::: Material provided :::

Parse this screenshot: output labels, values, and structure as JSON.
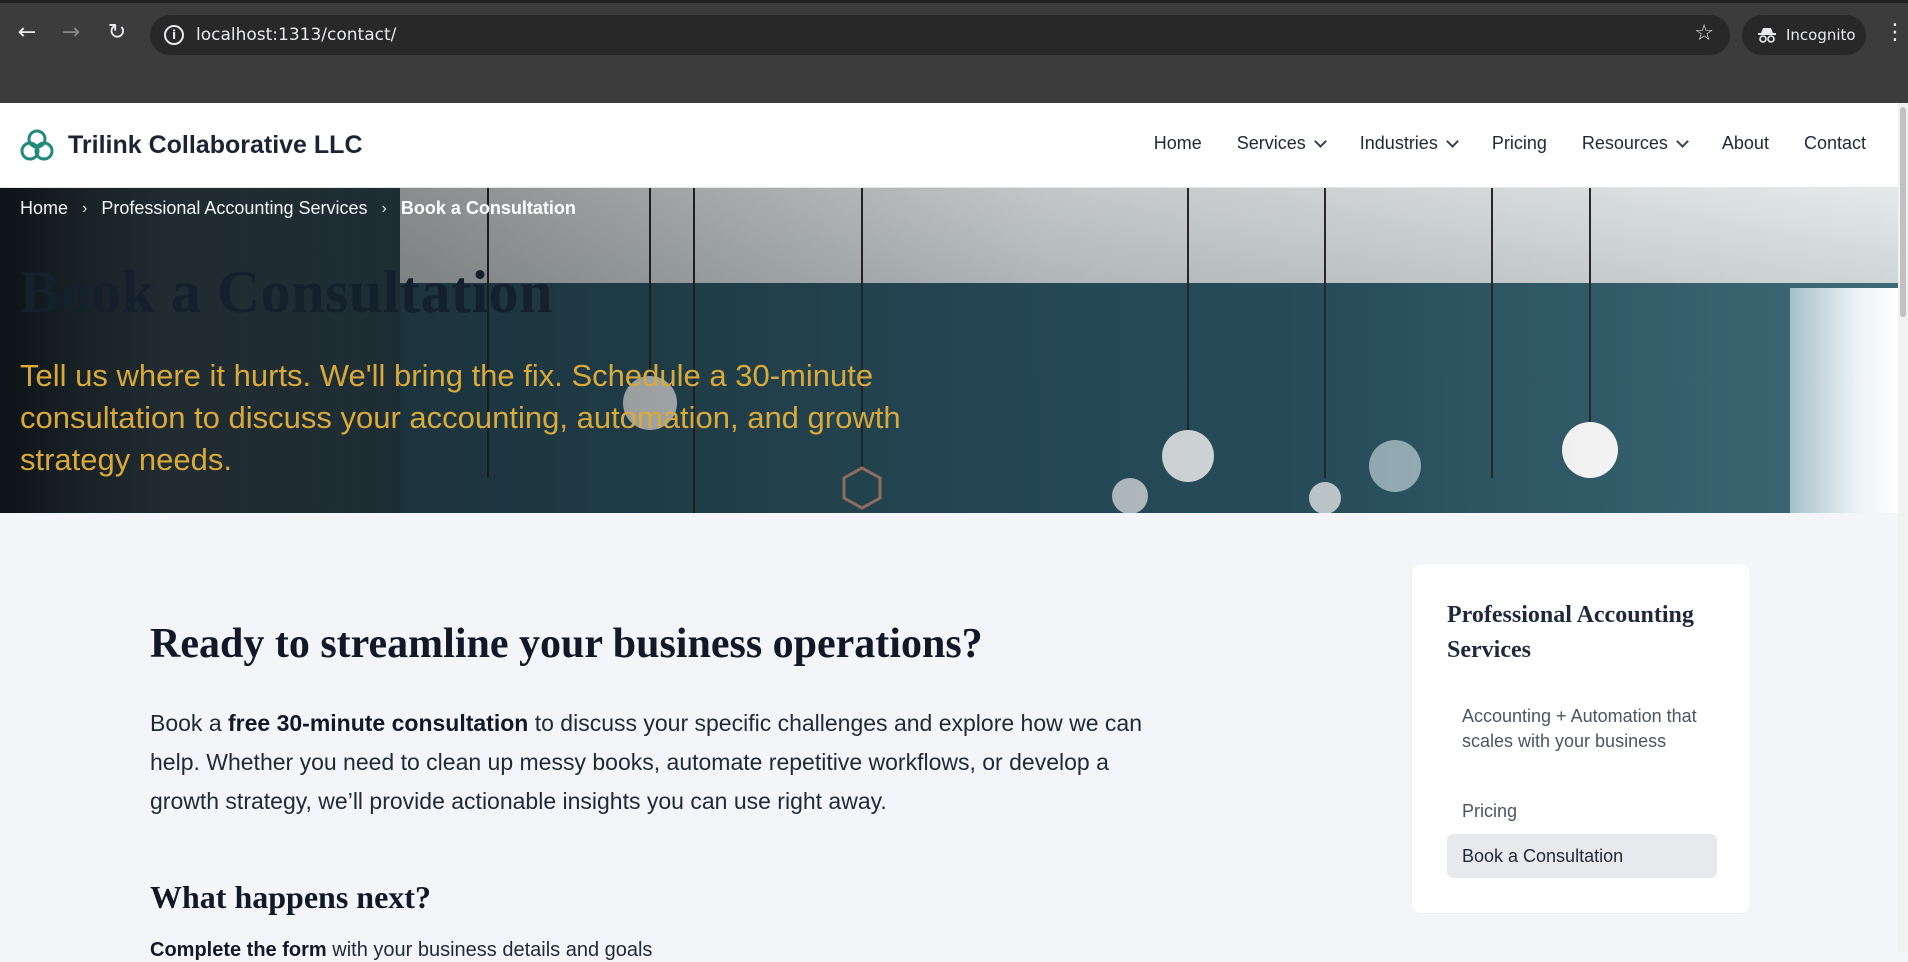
{
  "browser": {
    "url": "localhost:1313/contact/",
    "profile_label": "Incognito",
    "icons": [
      "back-icon",
      "forward-icon",
      "reload-icon",
      "site-info-icon",
      "bookmark-star-icon",
      "incognito-icon",
      "menu-kebab-icon"
    ]
  },
  "header": {
    "brand_name": "Trilink Collaborative LLC",
    "nav": [
      {
        "label": "Home"
      },
      {
        "label": "Services"
      },
      {
        "label": "Industries"
      },
      {
        "label": "Pricing"
      },
      {
        "label": "Resources"
      },
      {
        "label": "About"
      },
      {
        "label": "Contact"
      }
    ],
    "brand_color": "#1f8a7a"
  },
  "hero": {
    "breadcrumb": [
      "Home",
      "Professional Accounting Services",
      "Book a Consultation"
    ],
    "title": "Book a Consultation",
    "subtitle": "Tell us where it hurts. We'll bring the fix. Schedule a 30-minute consultation to discuss your accounting, automation, and growth strategy needs.",
    "subtitle_color": "#d9a93a"
  },
  "main": {
    "heading": "Ready to streamline your business operations?",
    "para_prefix": "Book a ",
    "para_bold": "free 30-minute consultation",
    "para_suffix": " to discuss your specific challenges and explore how we can help. Whether you need to clean up messy books, automate repetitive workflows, or develop a growth strategy, we’ll provide actionable insights you can use right away.",
    "next_heading": "What happens next?",
    "step1_bold": "Complete the form",
    "step1_rest": " with your business details and goals"
  },
  "sidebar": {
    "title": "Professional Accounting Services",
    "links": [
      {
        "label": "Accounting + Automation that scales with your business"
      },
      {
        "label": "Pricing"
      },
      {
        "label": "Book a Consultation"
      }
    ]
  }
}
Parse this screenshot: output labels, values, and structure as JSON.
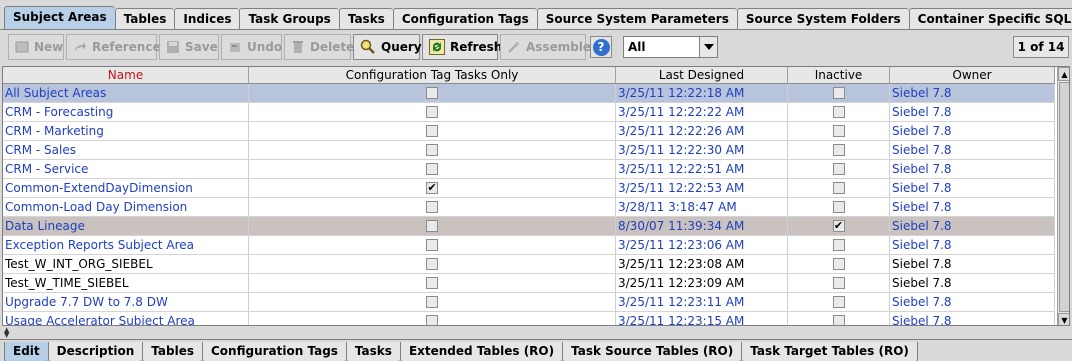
{
  "top_tabs": [
    {
      "label": "Subject Areas",
      "active": true
    },
    {
      "label": "Tables"
    },
    {
      "label": "Indices"
    },
    {
      "label": "Task Groups"
    },
    {
      "label": "Tasks"
    },
    {
      "label": "Configuration Tags"
    },
    {
      "label": "Source System Parameters"
    },
    {
      "label": "Source System Folders"
    },
    {
      "label": "Container Specific SQLs"
    }
  ],
  "toolbar": {
    "new": "New",
    "reference": "Reference",
    "save": "Save",
    "undo": "Undo",
    "delete": "Delete",
    "query": "Query",
    "refresh": "Refresh",
    "assemble": "Assemble",
    "help_symbol": "?",
    "filter_value": "All",
    "pager": "1 of 14"
  },
  "table": {
    "columns": [
      "Name",
      "Configuration Tag Tasks Only",
      "Last Designed",
      "Inactive",
      "Owner"
    ],
    "rows": [
      {
        "name": "All Subject Areas",
        "config_tag_only": false,
        "last_designed": "3/25/11 12:22:18 AM",
        "inactive": false,
        "owner": "Siebel 7.8",
        "state": "selected"
      },
      {
        "name": "CRM - Forecasting",
        "config_tag_only": false,
        "last_designed": "3/25/11 12:22:22 AM",
        "inactive": false,
        "owner": "Siebel 7.8"
      },
      {
        "name": "CRM - Marketing",
        "config_tag_only": false,
        "last_designed": "3/25/11 12:22:26 AM",
        "inactive": false,
        "owner": "Siebel 7.8"
      },
      {
        "name": "CRM - Sales",
        "config_tag_only": false,
        "last_designed": "3/25/11 12:22:30 AM",
        "inactive": false,
        "owner": "Siebel 7.8"
      },
      {
        "name": "CRM - Service",
        "config_tag_only": false,
        "last_designed": "3/25/11 12:22:51 AM",
        "inactive": false,
        "owner": "Siebel 7.8"
      },
      {
        "name": "Common-ExtendDayDimension",
        "config_tag_only": true,
        "last_designed": "3/25/11 12:22:53 AM",
        "inactive": false,
        "owner": "Siebel 7.8"
      },
      {
        "name": "Common-Load Day Dimension",
        "config_tag_only": false,
        "last_designed": "3/28/11 3:18:47 AM",
        "inactive": false,
        "owner": "Siebel 7.8"
      },
      {
        "name": "Data Lineage",
        "config_tag_only": false,
        "last_designed": "8/30/07 11:39:34 AM",
        "inactive": true,
        "owner": "Siebel 7.8",
        "state": "highlight"
      },
      {
        "name": "Exception Reports Subject Area",
        "config_tag_only": false,
        "last_designed": "3/25/11 12:23:06 AM",
        "inactive": false,
        "owner": "Siebel 7.8"
      },
      {
        "name": "Test_W_INT_ORG_SIEBEL",
        "config_tag_only": false,
        "last_designed": "3/25/11 12:23:08 AM",
        "inactive": false,
        "owner": "Siebel 7.8",
        "text": "black"
      },
      {
        "name": "Test_W_TIME_SIEBEL",
        "config_tag_only": false,
        "last_designed": "3/25/11 12:23:09 AM",
        "inactive": false,
        "owner": "Siebel 7.8",
        "text": "black"
      },
      {
        "name": "Upgrade 7.7 DW to 7.8 DW",
        "config_tag_only": false,
        "last_designed": "3/25/11 12:23:11 AM",
        "inactive": false,
        "owner": "Siebel 7.8"
      },
      {
        "name": "Usage Accelerator Subject Area",
        "config_tag_only": false,
        "last_designed": "3/25/11 12:23:15 AM",
        "inactive": false,
        "owner": "Siebel 7.8"
      }
    ]
  },
  "bottom_tabs": [
    {
      "label": "Edit",
      "active": true
    },
    {
      "label": "Description"
    },
    {
      "label": "Tables"
    },
    {
      "label": "Configuration Tags"
    },
    {
      "label": "Tasks"
    },
    {
      "label": "Extended Tables (RO)"
    },
    {
      "label": "Task Source Tables (RO)"
    },
    {
      "label": "Task Target Tables (RO)"
    }
  ],
  "colors": {
    "link_blue": "#1f3fbf",
    "name_header_red": "#c0161c",
    "selected_row": "#b7c4dc",
    "highlight_row": "#c9c2bf",
    "active_tab": "#b8cfe8"
  }
}
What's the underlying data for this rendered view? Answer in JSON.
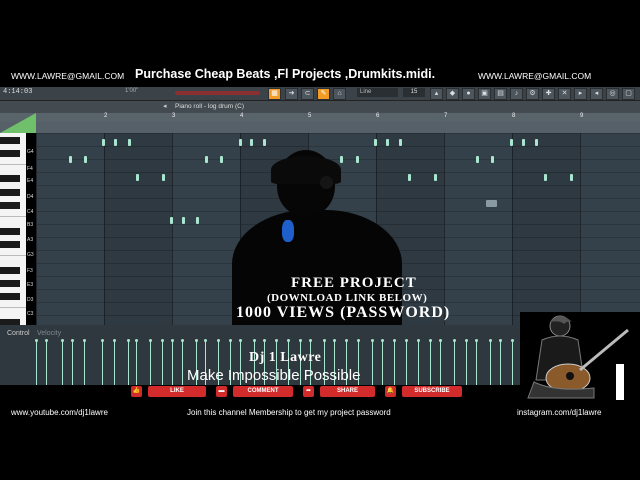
{
  "banner": {
    "email_left": "WWW.LAWRE@GMAIL.COM",
    "promo": "Purchase Cheap Beats ,Fl Projects ,Drumkits.midi.",
    "email_right": "WWW.LAWRE@GMAIL.COM"
  },
  "toolbar": {
    "time": "4:14:03",
    "position": "1'00\"",
    "snap": "Line",
    "step": "15"
  },
  "piano_roll": {
    "title": "Piano roll - log drum (C)",
    "bars": [
      "2",
      "3",
      "4",
      "5",
      "6",
      "7",
      "8",
      "9"
    ],
    "note_labels": [
      "G4",
      "F4",
      "E4",
      "D4",
      "C4",
      "B3",
      "A3",
      "G3",
      "F3",
      "E3",
      "D3",
      "C3"
    ],
    "control_label": "Control",
    "control_param": "Velocity"
  },
  "overlay": {
    "line1": "FREE PROJECT",
    "line2": "(DOWNLOAD LINK BELOW)",
    "line3": "1000 VIEWS (PASSWORD)",
    "brand": "Dj 1 Lawre",
    "tagline": "Make Impossible Possible"
  },
  "actions": {
    "like": "LIKE",
    "comment": "COMMENT",
    "share": "SHARE",
    "subscribe": "SUBSCRIBE"
  },
  "footer": {
    "youtube": "www.youtube.com/dj1lawre",
    "membership": "Join this channel Membership to get my project password",
    "instagram": "instagram.com/dj1lawre"
  },
  "colors": {
    "note": "#a9e6cf",
    "accent_red": "#d22b2b",
    "toolbar_orange": "#f29b25"
  }
}
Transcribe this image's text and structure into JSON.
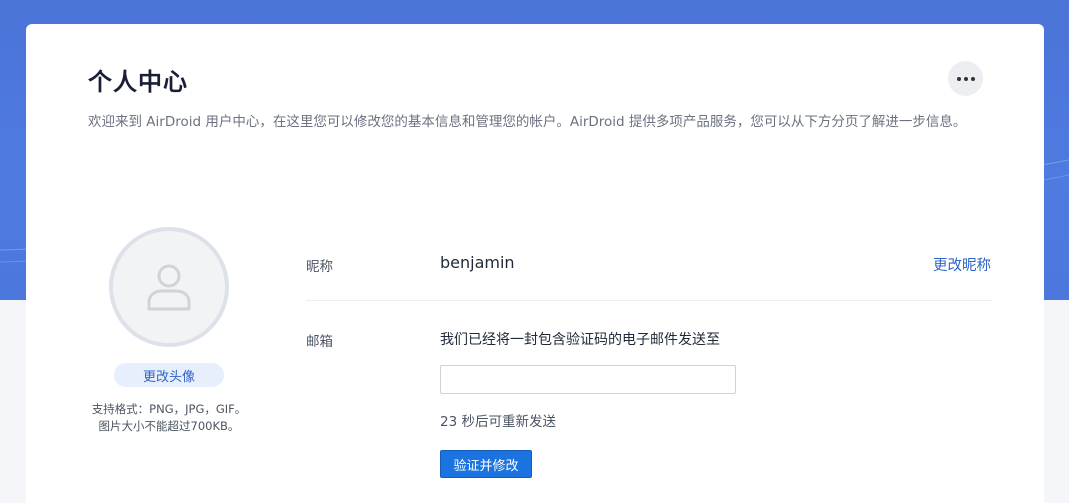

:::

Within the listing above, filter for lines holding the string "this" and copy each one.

Parse this screenshot: output labels, values, and structure as JSON.
Parse this screenshot: output labels, values, and structure as JSON.
What's the underlying data for this rendered view? Answer in JSON.
    "membership": "Join this channel Membership to get my project password",
Transcribe this image's text and structure into JSON.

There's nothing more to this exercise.